**** Data to examine ****

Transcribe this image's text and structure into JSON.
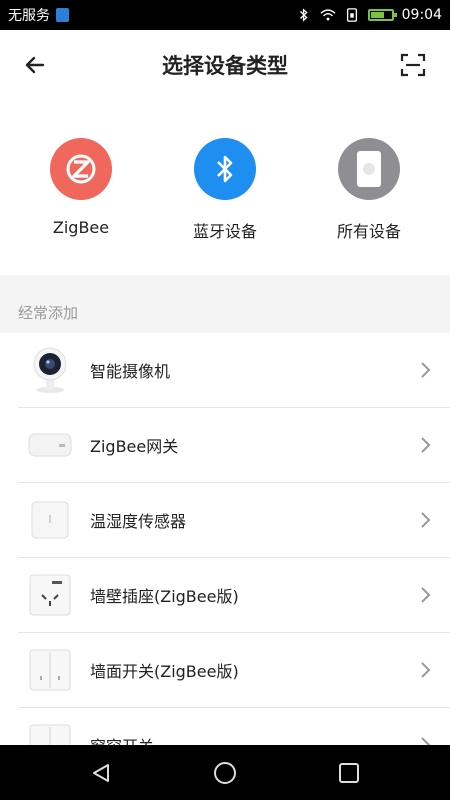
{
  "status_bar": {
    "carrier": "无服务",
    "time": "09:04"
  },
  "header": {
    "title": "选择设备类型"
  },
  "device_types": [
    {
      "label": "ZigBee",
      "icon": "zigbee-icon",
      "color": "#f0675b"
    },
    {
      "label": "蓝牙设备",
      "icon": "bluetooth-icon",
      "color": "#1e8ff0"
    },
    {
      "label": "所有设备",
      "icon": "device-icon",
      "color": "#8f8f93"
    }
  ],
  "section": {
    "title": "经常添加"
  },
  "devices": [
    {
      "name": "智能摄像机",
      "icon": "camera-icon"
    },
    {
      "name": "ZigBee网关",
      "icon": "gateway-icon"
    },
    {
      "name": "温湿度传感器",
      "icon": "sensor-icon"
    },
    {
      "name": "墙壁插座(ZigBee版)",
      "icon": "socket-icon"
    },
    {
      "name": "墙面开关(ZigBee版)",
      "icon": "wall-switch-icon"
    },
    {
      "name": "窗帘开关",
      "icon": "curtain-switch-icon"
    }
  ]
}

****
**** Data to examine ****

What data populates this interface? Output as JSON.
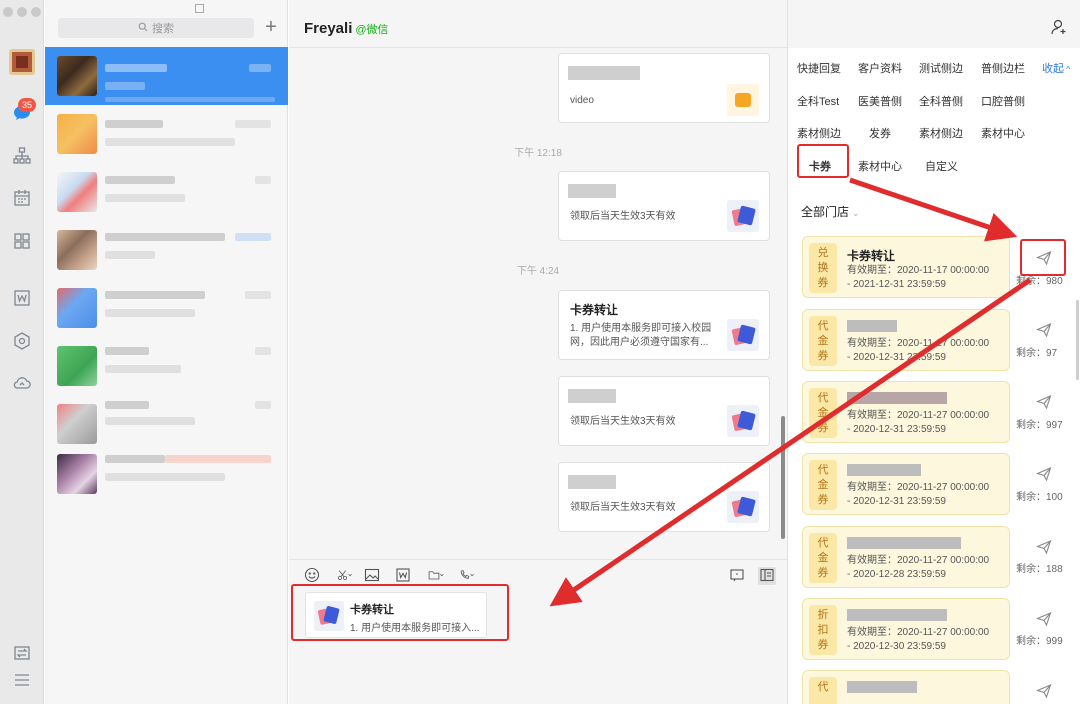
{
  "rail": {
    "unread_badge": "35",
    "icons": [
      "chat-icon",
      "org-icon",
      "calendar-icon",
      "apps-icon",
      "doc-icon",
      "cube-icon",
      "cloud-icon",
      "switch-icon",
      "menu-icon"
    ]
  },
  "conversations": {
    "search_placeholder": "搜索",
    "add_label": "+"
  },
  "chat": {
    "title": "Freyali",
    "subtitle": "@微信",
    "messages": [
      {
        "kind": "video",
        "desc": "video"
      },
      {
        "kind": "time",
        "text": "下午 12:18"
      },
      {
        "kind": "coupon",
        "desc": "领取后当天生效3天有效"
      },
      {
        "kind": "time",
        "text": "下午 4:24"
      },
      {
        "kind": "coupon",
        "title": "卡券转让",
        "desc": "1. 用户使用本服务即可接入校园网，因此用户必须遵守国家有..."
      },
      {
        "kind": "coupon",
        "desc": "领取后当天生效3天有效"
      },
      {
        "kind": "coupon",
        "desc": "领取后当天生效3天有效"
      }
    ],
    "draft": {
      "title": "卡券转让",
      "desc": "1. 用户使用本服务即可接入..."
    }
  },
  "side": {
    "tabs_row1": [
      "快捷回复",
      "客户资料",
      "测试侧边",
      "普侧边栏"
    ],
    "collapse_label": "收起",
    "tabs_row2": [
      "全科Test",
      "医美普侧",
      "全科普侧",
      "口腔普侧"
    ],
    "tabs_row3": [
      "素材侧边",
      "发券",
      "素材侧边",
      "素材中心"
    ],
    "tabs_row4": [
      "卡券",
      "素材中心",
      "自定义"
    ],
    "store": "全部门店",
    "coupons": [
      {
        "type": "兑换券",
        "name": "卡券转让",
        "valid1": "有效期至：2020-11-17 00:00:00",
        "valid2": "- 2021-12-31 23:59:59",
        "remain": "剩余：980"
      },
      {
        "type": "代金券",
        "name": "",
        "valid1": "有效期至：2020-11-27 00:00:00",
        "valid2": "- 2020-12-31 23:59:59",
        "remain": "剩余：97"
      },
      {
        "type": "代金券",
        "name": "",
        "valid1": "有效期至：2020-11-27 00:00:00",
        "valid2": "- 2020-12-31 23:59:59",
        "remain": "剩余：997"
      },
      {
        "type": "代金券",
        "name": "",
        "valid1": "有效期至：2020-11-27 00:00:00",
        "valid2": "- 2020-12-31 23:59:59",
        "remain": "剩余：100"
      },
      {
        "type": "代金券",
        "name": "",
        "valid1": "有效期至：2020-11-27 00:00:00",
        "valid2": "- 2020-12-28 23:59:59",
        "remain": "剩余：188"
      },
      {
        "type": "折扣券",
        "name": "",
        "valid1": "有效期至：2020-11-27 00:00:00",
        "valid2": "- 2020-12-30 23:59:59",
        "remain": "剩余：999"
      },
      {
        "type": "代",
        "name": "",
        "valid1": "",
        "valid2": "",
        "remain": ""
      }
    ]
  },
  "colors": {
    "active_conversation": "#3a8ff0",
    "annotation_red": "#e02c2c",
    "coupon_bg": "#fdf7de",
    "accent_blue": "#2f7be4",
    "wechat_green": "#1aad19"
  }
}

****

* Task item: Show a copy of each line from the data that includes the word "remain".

* Response:
        "remain": "剩余：980"
        "remain": "剩余：97"
        "remain": "剩余：997"
        "remain": "剩余：100"
        "remain": "剩余：188"
        "remain": "剩余：999"
        "remain": ""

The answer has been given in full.